||Dream Song||Benjamin Gibbard||3:32||$0.99||View in iTunes|
||Teardrop Windows||Benjamin Gibbard||2:47||$0.99||View in iTunes|
||Bigger Than Love||Benjamin Gibbard||4:47||$0.99||View in iTunes|
||Lily||Benjamin Gibbard||2:00||$0.99||View in iTunes|
||Something's Rattling (Cowpoke)||Benjamin Gibbard||3:51||$0.99||View in iTunes|
||Duncan, Where Have You Gone?||Benjamin Gibbard||3:46||$0.99||View in iTunes|
||Oh, Woe||Benjamin Gibbard||2:50||$0.99||View in iTunes|
||A Hard One to Know||Benjamin Gibbard||2:40||$0.99||View in iTunes|

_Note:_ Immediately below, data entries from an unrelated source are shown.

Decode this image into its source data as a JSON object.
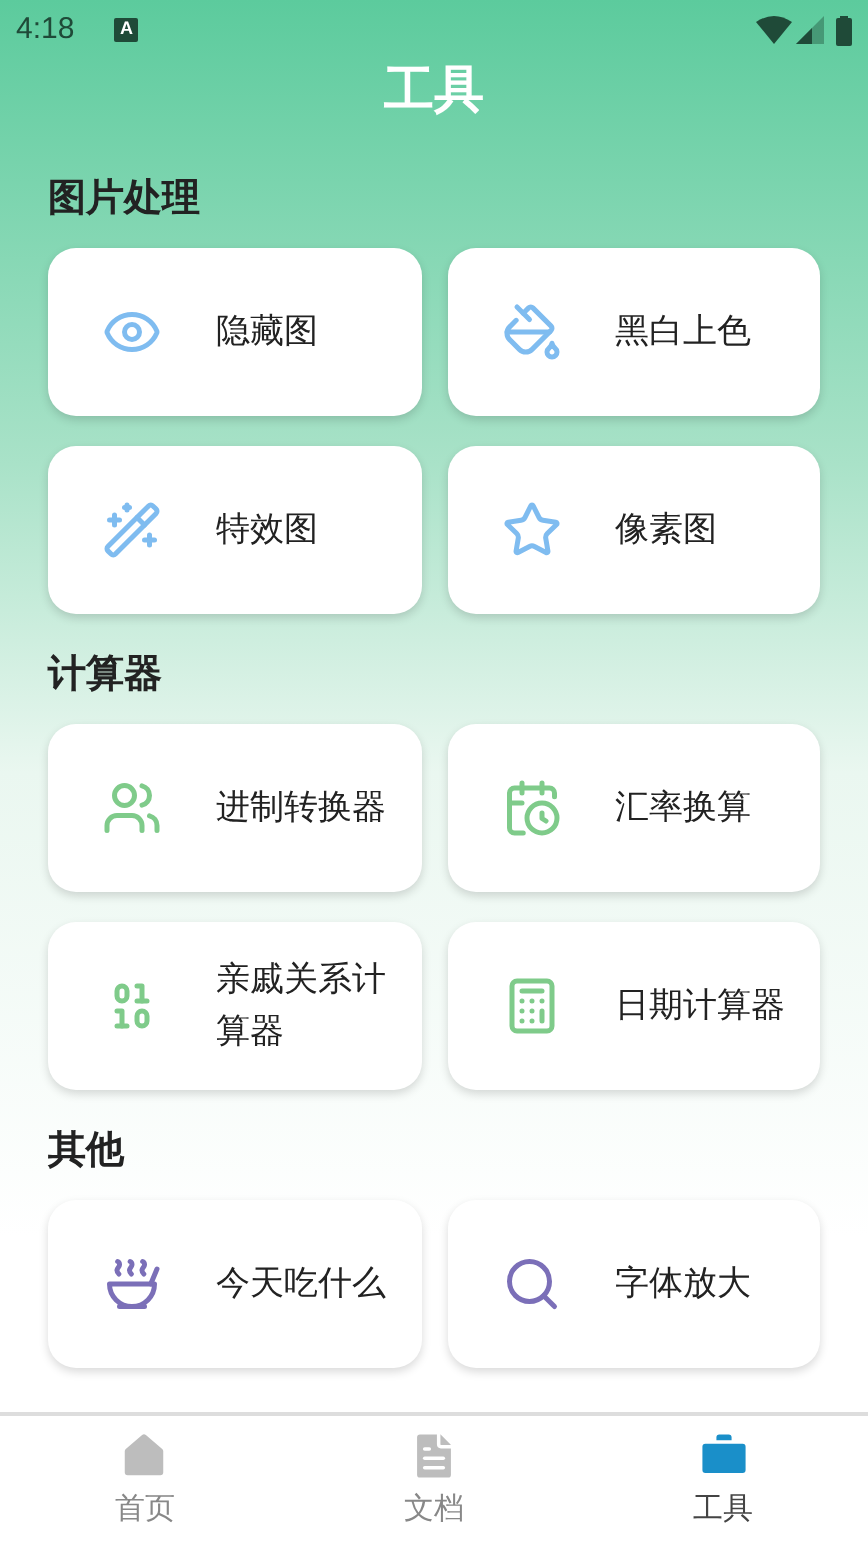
{
  "status_bar": {
    "time": "4:18",
    "notification": "A"
  },
  "title": "工具",
  "sections": [
    {
      "title": "图片处理",
      "tools": [
        {
          "label": "隐藏图"
        },
        {
          "label": "黑白上色"
        },
        {
          "label": "特效图"
        },
        {
          "label": "像素图"
        }
      ]
    },
    {
      "title": "计算器",
      "tools": [
        {
          "label": "进制转换器"
        },
        {
          "label": "汇率换算"
        },
        {
          "label": "亲戚关系计算器"
        },
        {
          "label": "日期计算器"
        }
      ]
    },
    {
      "title": "其他",
      "tools": [
        {
          "label": "今天吃什么"
        },
        {
          "label": "字体放大"
        }
      ]
    }
  ],
  "tabs": [
    {
      "label": "首页",
      "selected": false
    },
    {
      "label": "文档",
      "selected": false
    },
    {
      "label": "工具",
      "selected": true
    }
  ]
}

||Lady Adelaide||Benjamin Gibbard||3:33||$0.99||View in iTunes|
||Broken Yolk in Western Sky||Benjamin Gibbard||3:32||$0.99||View in iTunes|
||I'm Building a Fire||Benjamin Gibbard||2:33||$0.99||View in iTunes|
A Ben Gibbard solo album might not be completely redundant, but even though Former Lives is the first album branded with this indie singer/songwriter's given name, it's not his first solo endeavor. Gibbard operated solo for a while under the All-Time Quarterback moniker and even Death Cab for Cutie grew out of his solo acoustic songs into a full-fledged band. This album gathers together 12 songs written over an eight-year period, and the spaced-out nature of the writing shows in how varied the songs are from one another stylistically. The album starts out with "Shepherd's Bush Lullaby," 47 seconds of a cappella preciousness that quickly gives way to acoustic strums, slick '70s-style basslines, and character sketches of lovesick insomniacs on "Dream Song." Moments later there are the mariachi-themed Western flavors of "Something's Rattling (Cowpoke)" and pedal steel on the '90s alt-rock recall of "Broken Yolk in Western Sky." Aimee Mann shows up to grace "Bigger Than Love" with her smoky vocals, trading verses with Gibbard about nostalgia for lost chances in different big cities. It's one of the album's more dynamic moments, with a big, hooky chorus and some legitimate tension during the verses. The soft rock pocket symphony of "Duncan, Where Have You Gone?" shines with multi-tracked vocals and a borrowed chord progression from any number of '60s AM radio soul-pop ballads.
This album is great. It has everything good about death cab, but is its own thing as well.
Bigger Than Love
I love Bigger Than Love you need to buy it.